Task instructions ::
From the first line to the last, copy the data exactly and drop the pictures.

Records for the task ::

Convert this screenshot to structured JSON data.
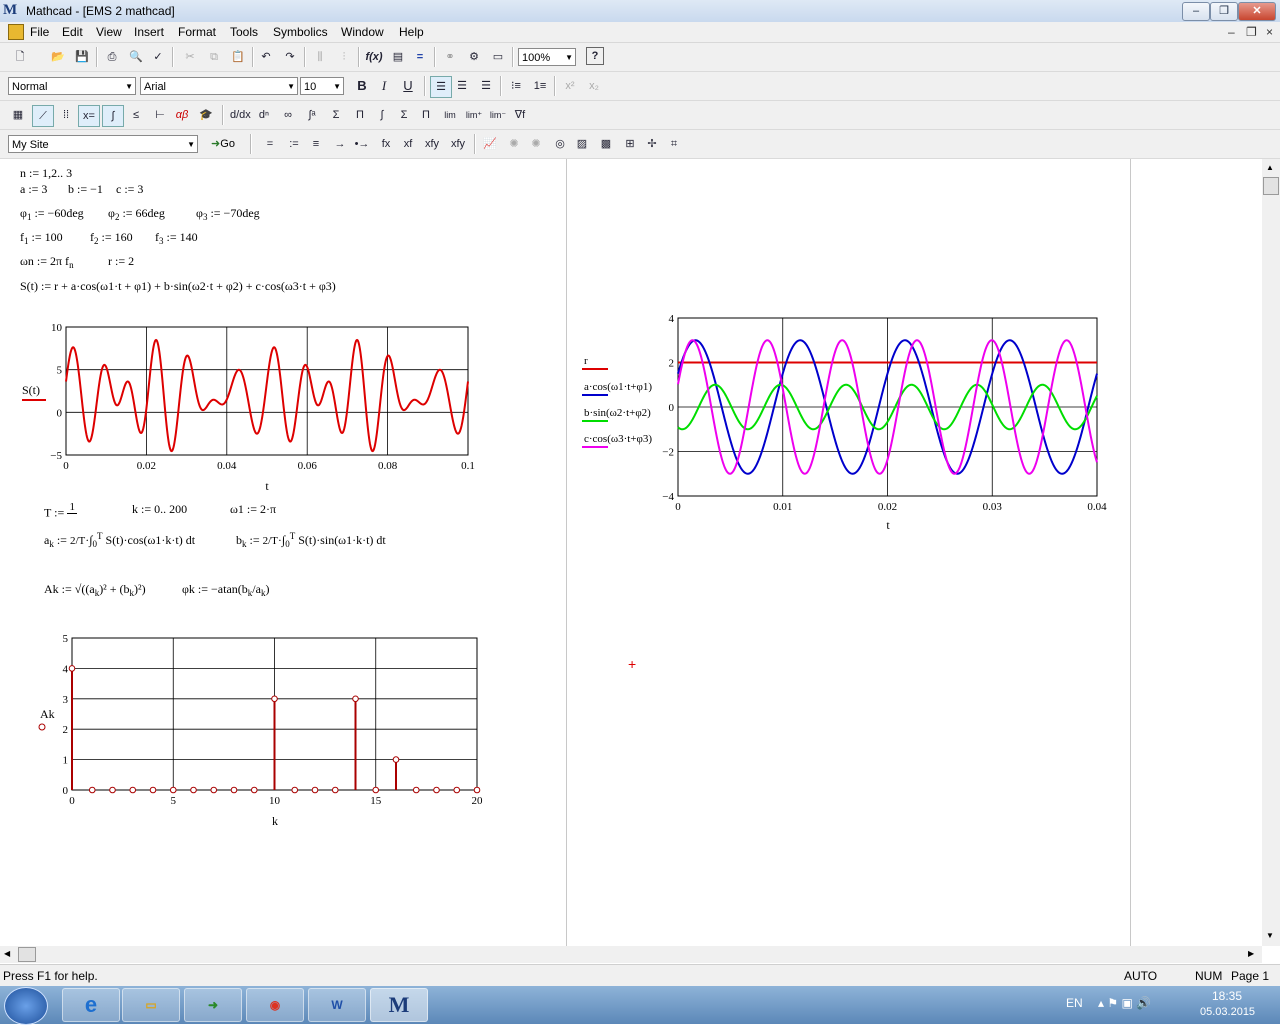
{
  "window": {
    "title": "Mathcad - [EMS 2 mathcad]",
    "app_logo": "M",
    "min": "‒",
    "max": "❐",
    "close": "✕"
  },
  "menu": {
    "items": [
      "File",
      "Edit",
      "View",
      "Insert",
      "Format",
      "Tools",
      "Symbolics",
      "Window",
      "Help"
    ],
    "mdi_min": "–",
    "mdi_restore": "❐",
    "mdi_close": "×"
  },
  "toolbar": {
    "zoom": "100%",
    "style": "Normal",
    "font": "Arial",
    "size": "10",
    "bold": "B",
    "italic": "I",
    "underline": "U",
    "site": "My Site",
    "go": "Go",
    "math_symbols": [
      "=",
      ":=",
      "≡",
      "→",
      "•→",
      "fx",
      "xf",
      "xfy",
      "xfy"
    ],
    "calc_icons": [
      "∫",
      "lim",
      "lim",
      "lim",
      "Σ",
      "Π",
      "d/dx"
    ],
    "num_percent": "100%"
  },
  "doc": {
    "line_n": "n := 1,2.. 3",
    "line_abc": [
      "a := 3",
      "b := −1",
      "c := 3"
    ],
    "phi": [
      "−60deg",
      "66deg",
      "−70deg"
    ],
    "freq": [
      "100",
      "160",
      "140"
    ],
    "omega": "ωn := 2π f",
    "r": "r := 2",
    "signal": "S(t) := r + a·cos(ω1·t + φ1) + b·sin(ω2·t + φ2) + c·cos(ω3·t + φ3)",
    "T_def": "T :=",
    "k_def": "k := 0.. 200",
    "w1_def": "ω1 := 2·",
    "ak_def": "S(t)·cos(ω1·k·t) dt",
    "bk_def": "S(t)·sin(ω1·k·t) dt",
    "Ak_def": "Ak",
    "phik_def": "φk := −atan"
  },
  "chart_data": [
    {
      "type": "line",
      "title": "",
      "xlabel": "t",
      "ylabel": "S(t)",
      "xlim": [
        0,
        0.1
      ],
      "ylim": [
        -5,
        10
      ],
      "x_ticks": [
        "0",
        "0.02",
        "0.04",
        "0.06",
        "0.08",
        "0.1"
      ],
      "y_ticks": [
        "10",
        "5",
        "0",
        "−5"
      ],
      "series": [
        {
          "name": "S(t)",
          "color": "#dd0000",
          "expression": "2 + 3cos(2π100t − 60°) − sin(2π160t + 66°) + 3cos(2π140t − 70°)"
        }
      ],
      "grid": true
    },
    {
      "type": "line",
      "title": "",
      "xlabel": "t",
      "ylabel": "",
      "xlim": [
        0,
        0.04
      ],
      "ylim": [
        -4,
        4
      ],
      "x_ticks": [
        "0",
        "0.01",
        "0.02",
        "0.03",
        "0.04"
      ],
      "y_ticks": [
        "4",
        "2",
        "0",
        "−2",
        "−4"
      ],
      "series": [
        {
          "name": "r",
          "color": "#dd0000",
          "expression": "2"
        },
        {
          "name": "a·cos(ω1·t+φ1)",
          "color": "#0000cc",
          "expression": "3cos(2π100t − 60°)"
        },
        {
          "name": "b·sin(ω2·t+φ2)",
          "color": "#00dd00",
          "expression": "−sin(2π160t + 66°)"
        },
        {
          "name": "c·cos(ω3·t+φ3)",
          "color": "#ee00ee",
          "expression": "3cos(2π140t − 70°)"
        }
      ],
      "grid": true,
      "legend": "left"
    },
    {
      "type": "bar",
      "title": "",
      "xlabel": "k",
      "ylabel": "Ak",
      "xlim": [
        0,
        20
      ],
      "ylim": [
        0,
        5
      ],
      "x_ticks": [
        "0",
        "5",
        "10",
        "15",
        "20"
      ],
      "y_ticks": [
        "5",
        "4",
        "3",
        "2",
        "1",
        "0"
      ],
      "x": [
        0,
        1,
        2,
        3,
        4,
        5,
        6,
        7,
        8,
        9,
        10,
        11,
        12,
        13,
        14,
        15,
        16,
        17,
        18,
        19,
        20
      ],
      "values": [
        4,
        0,
        0,
        0,
        0,
        0,
        0,
        0,
        0,
        0,
        3,
        0,
        0,
        0,
        3,
        0,
        1,
        0,
        0,
        0,
        0
      ],
      "color": "#aa0000",
      "grid": true
    }
  ],
  "status": {
    "help": "Press F1 for help.",
    "mode": "AUTO",
    "num": "NUM",
    "page": "Page 1"
  },
  "taskbar": {
    "lang": "EN",
    "time": "18:35",
    "date": "05.03.2015"
  }
}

Completed task ::
Convert this screenshot to structured JSON data.
{
  "window": {
    "title": "Mathcad - [EMS 2 mathcad]",
    "app_logo": "M",
    "min": "‒",
    "max": "❐",
    "close": "✕"
  },
  "menu": {
    "items": [
      "File",
      "Edit",
      "View",
      "Insert",
      "Format",
      "Tools",
      "Symbolics",
      "Window",
      "Help"
    ],
    "mdi_min": "–",
    "mdi_restore": "❐",
    "mdi_close": "×"
  },
  "toolbar": {
    "zoom": "100%",
    "style": "Normal",
    "font": "Arial",
    "size": "10",
    "bold": "B",
    "italic": "I",
    "underline": "U",
    "site": "My Site",
    "go": "Go",
    "math_symbols": [
      "=",
      ":=",
      "≡",
      "→",
      "•→",
      "fx",
      "xf",
      "xfy",
      "xfy"
    ],
    "calc_icons": [
      "∫",
      "lim",
      "lim",
      "lim",
      "Σ",
      "Π",
      "d/dx"
    ],
    "num_percent": "100%"
  },
  "doc": {
    "line_n": "n := 1,2.. 3",
    "line_abc": [
      "a := 3",
      "b := −1",
      "c := 3"
    ],
    "phi": [
      "−60deg",
      "66deg",
      "−70deg"
    ],
    "freq": [
      "100",
      "160",
      "140"
    ],
    "omega": "ωn := 2π f",
    "r": "r := 2",
    "signal": "S(t) := r + a·cos(ω1·t + φ1) + b·sin(ω2·t + φ2) + c·cos(ω3·t + φ3)",
    "T_def": "T :=",
    "k_def": "k := 0.. 200",
    "w1_def": "ω1 := 2·",
    "ak_def": "S(t)·cos(ω1·k·t) dt",
    "bk_def": "S(t)·sin(ω1·k·t) dt",
    "Ak_def": "Ak",
    "phik_def": "φk := −atan"
  },
  "chart_data": [
    {
      "type": "line",
      "title": "",
      "xlabel": "t",
      "ylabel": "S(t)",
      "xlim": [
        0,
        0.1
      ],
      "ylim": [
        -5,
        10
      ],
      "x_ticks": [
        "0",
        "0.02",
        "0.04",
        "0.06",
        "0.08",
        "0.1"
      ],
      "y_ticks": [
        "10",
        "5",
        "0",
        "−5"
      ],
      "series": [
        {
          "name": "S(t)",
          "color": "#dd0000",
          "expression": "2 + 3cos(2π100t − 60°) − sin(2π160t + 66°) + 3cos(2π140t − 70°)"
        }
      ],
      "grid": true
    },
    {
      "type": "line",
      "title": "",
      "xlabel": "t",
      "ylabel": "",
      "xlim": [
        0,
        0.04
      ],
      "ylim": [
        -4,
        4
      ],
      "x_ticks": [
        "0",
        "0.01",
        "0.02",
        "0.03",
        "0.04"
      ],
      "y_ticks": [
        "4",
        "2",
        "0",
        "−2",
        "−4"
      ],
      "series": [
        {
          "name": "r",
          "color": "#dd0000",
          "expression": "2"
        },
        {
          "name": "a·cos(ω1·t+φ1)",
          "color": "#0000cc",
          "expression": "3cos(2π100t − 60°)"
        },
        {
          "name": "b·sin(ω2·t+φ2)",
          "color": "#00dd00",
          "expression": "−sin(2π160t + 66°)"
        },
        {
          "name": "c·cos(ω3·t+φ3)",
          "color": "#ee00ee",
          "expression": "3cos(2π140t − 70°)"
        }
      ],
      "grid": true,
      "legend": "left"
    },
    {
      "type": "bar",
      "title": "",
      "xlabel": "k",
      "ylabel": "Ak",
      "xlim": [
        0,
        20
      ],
      "ylim": [
        0,
        5
      ],
      "x_ticks": [
        "0",
        "5",
        "10",
        "15",
        "20"
      ],
      "y_ticks": [
        "5",
        "4",
        "3",
        "2",
        "1",
        "0"
      ],
      "x": [
        0,
        1,
        2,
        3,
        4,
        5,
        6,
        7,
        8,
        9,
        10,
        11,
        12,
        13,
        14,
        15,
        16,
        17,
        18,
        19,
        20
      ],
      "values": [
        4,
        0,
        0,
        0,
        0,
        0,
        0,
        0,
        0,
        0,
        3,
        0,
        0,
        0,
        3,
        0,
        1,
        0,
        0,
        0,
        0
      ],
      "color": "#aa0000",
      "grid": true
    }
  ],
  "status": {
    "help": "Press F1 for help.",
    "mode": "AUTO",
    "num": "NUM",
    "page": "Page 1"
  },
  "taskbar": {
    "lang": "EN",
    "time": "18:35",
    "date": "05.03.2015"
  }
}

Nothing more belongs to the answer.